Edwards' work has been marked by a series of deep physical insight into difficult problems, coupled with major technical innovations, many of which have become a standard tool for workers in polymer theory and condensed matter physics. He introduced quantum field theory, in its formulation in terms of functional integrals, to condensed matter physics. This led him in 1965 to model polymer chains as continuous flexible curves with point-like repulsions; this has now become standard but it has been clearly as very novel and important idea. The self-consistent field formalism to study screening effects in many chain systems was also a very important step. This led to the first quantitative theories of polymer absorbtion and remains the method of choice for studies of concentrated solutions and melts; new predictions still flow from it, 25 years after its introduction.
A second major series of contributions has concerned systems with quenched disorder. In a seminal collaboration with P.W. Anderson, the replica method was discovered in the context of spin glasses, magnetic systems with quenched random interactions, which are clearly the prototype of new states of matter and of many problems in which disorder leads to "frustation" of the ordered state.
Edwards studied the effects of chain entanglements in rubbery materials and introducted the idea of a "tube" around a particular molecule, representing the topological constraints of its neighbors. This led to a reformulation of the theory of rubber elasticity based on the replica method. The impact of this work on subsequent theories of quenched disorder has been profound and far reaching: for instance much of neural network theory descends from it.
A third major area of impact has been in predicting the dynamics and viscoelastic properties of dense polymer systems. these phenomena are now systematically understood in terms of tubes models of polymer entanglement. Edwards' idea of this tube was eessential for PG de Geenes' work on "reptation", the snake-like motion of a chain in the medium, explicitly visualized nowadays in the experimental settings of S. Chu with optical tweesers. It was Edwards who had the insight to apply reptation directly to polymer melts, in a brillant series of papers with Doi, in which the concept of reptation is scrutinized, formalized and worked out in all its consequences. This leads to predictions of such scope and importance that has taken the polymer science community a decade or more to assimilate them. Let us quote also the work of Doi and Edwards on the dynamics of entangled rod-like molecules.

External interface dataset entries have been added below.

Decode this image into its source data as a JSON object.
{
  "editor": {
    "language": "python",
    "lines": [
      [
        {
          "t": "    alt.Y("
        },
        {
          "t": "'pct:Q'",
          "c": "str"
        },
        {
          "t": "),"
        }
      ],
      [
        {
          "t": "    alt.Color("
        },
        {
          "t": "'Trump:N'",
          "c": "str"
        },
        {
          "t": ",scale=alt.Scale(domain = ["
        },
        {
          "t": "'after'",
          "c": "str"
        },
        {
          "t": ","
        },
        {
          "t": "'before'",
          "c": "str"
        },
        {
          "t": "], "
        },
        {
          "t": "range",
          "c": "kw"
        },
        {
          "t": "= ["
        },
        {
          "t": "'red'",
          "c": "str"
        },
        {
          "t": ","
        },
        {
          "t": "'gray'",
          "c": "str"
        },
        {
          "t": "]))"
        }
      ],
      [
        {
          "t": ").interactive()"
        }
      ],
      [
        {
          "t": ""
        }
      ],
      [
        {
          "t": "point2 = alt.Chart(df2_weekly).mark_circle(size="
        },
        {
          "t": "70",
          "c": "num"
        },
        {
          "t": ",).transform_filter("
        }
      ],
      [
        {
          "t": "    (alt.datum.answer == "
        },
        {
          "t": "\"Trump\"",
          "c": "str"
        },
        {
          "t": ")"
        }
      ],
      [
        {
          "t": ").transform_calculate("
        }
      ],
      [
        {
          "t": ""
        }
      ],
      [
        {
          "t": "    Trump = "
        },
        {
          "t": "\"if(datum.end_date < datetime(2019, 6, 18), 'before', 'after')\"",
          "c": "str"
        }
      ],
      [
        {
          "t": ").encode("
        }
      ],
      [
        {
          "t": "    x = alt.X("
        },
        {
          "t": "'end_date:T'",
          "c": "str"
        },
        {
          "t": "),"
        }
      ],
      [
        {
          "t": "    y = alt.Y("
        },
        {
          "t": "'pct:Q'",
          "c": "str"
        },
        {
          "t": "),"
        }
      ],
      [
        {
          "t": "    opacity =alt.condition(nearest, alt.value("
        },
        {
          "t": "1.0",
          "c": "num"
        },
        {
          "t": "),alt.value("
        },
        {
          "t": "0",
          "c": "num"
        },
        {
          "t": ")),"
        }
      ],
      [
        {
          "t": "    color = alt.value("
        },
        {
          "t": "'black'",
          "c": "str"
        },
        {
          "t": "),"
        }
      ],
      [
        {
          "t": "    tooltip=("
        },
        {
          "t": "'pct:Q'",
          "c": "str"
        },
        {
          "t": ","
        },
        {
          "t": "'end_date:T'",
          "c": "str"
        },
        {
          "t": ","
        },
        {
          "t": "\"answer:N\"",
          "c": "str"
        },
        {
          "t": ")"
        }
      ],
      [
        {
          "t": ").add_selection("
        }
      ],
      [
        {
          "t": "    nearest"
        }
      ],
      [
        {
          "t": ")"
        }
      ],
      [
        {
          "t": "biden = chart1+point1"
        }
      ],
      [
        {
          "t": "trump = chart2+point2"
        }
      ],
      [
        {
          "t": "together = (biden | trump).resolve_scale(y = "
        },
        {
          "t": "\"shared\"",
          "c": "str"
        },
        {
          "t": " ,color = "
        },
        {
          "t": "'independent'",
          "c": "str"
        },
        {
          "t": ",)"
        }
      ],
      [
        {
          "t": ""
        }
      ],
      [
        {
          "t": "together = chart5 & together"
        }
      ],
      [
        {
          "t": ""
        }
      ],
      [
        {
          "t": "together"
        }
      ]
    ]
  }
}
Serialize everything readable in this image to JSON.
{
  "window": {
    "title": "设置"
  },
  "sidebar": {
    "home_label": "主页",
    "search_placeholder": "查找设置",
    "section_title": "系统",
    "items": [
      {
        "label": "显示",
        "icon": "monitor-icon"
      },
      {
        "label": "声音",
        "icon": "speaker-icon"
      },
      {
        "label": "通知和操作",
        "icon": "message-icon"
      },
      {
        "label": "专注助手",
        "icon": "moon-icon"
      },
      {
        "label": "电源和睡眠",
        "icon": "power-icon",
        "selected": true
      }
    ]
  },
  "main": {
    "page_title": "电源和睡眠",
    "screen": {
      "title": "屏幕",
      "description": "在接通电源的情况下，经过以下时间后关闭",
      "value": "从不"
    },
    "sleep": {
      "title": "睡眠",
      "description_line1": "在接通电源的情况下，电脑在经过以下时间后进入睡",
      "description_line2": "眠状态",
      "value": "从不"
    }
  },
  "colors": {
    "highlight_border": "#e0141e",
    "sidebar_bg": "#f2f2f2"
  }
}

Over the past decade Prof. Edwards has made several major contributions to the theory of aggregated granular matter. In 1982 he gave the first theoretical treatment of interfacial structure and roughness in granular materials, which became a new field of study. He was able there to take up ideas which he had developed in turbulence around 64 and he gave the first accurate description in this context, of the strong coupling fixed poin in the Kardar-Parisi-Zhang equation, which is in fact a generatlization of the earlier Edwards-Wilkinson model for randomly moving interfaces.
Let me briefly describe the various steps which have marked Prof. Edwards' career. Educated in Cambridge (UK) and Harvard, where he made his PhD under the supervision of Julian Schwinger, Prof. Edwards started as a member of the Institute for Advanced Study in Princeton, then took a position at Birmingham University in 53, became a Professor of theoretical physics at Manchester University in 63, and at Cambridge in 72, the Cavendish Professor for theoretical physics in 84. Prof. Edwards has held various governmental positions: Chairman of the SRC 73-77, Chairman of the Defense Scientific Council 77-80, Chief Scientific Adviser of the Department of Energy 83-88. Prof. Edwards has been the Vice-President of the Royal Society, of the Institute of Physics, the President of the Institute of Mathematics; he is a foreign member of the french Academie des Sciences, and he has received a number of international awards and honorary degrees. let me also mention that Prof. Edwards has been actively militant in favour of human rights, in particular at the time of the former Soviet Union.
This Boltzman medal goes therefore to a scientist of exceptional vision which has allowed him to identify and fruitfully apply methods of seemingly unrelated fields to other areas. This has allowed him to make important contributions to some of the most outstanding and significant problems in statistical physics over more than 30 years.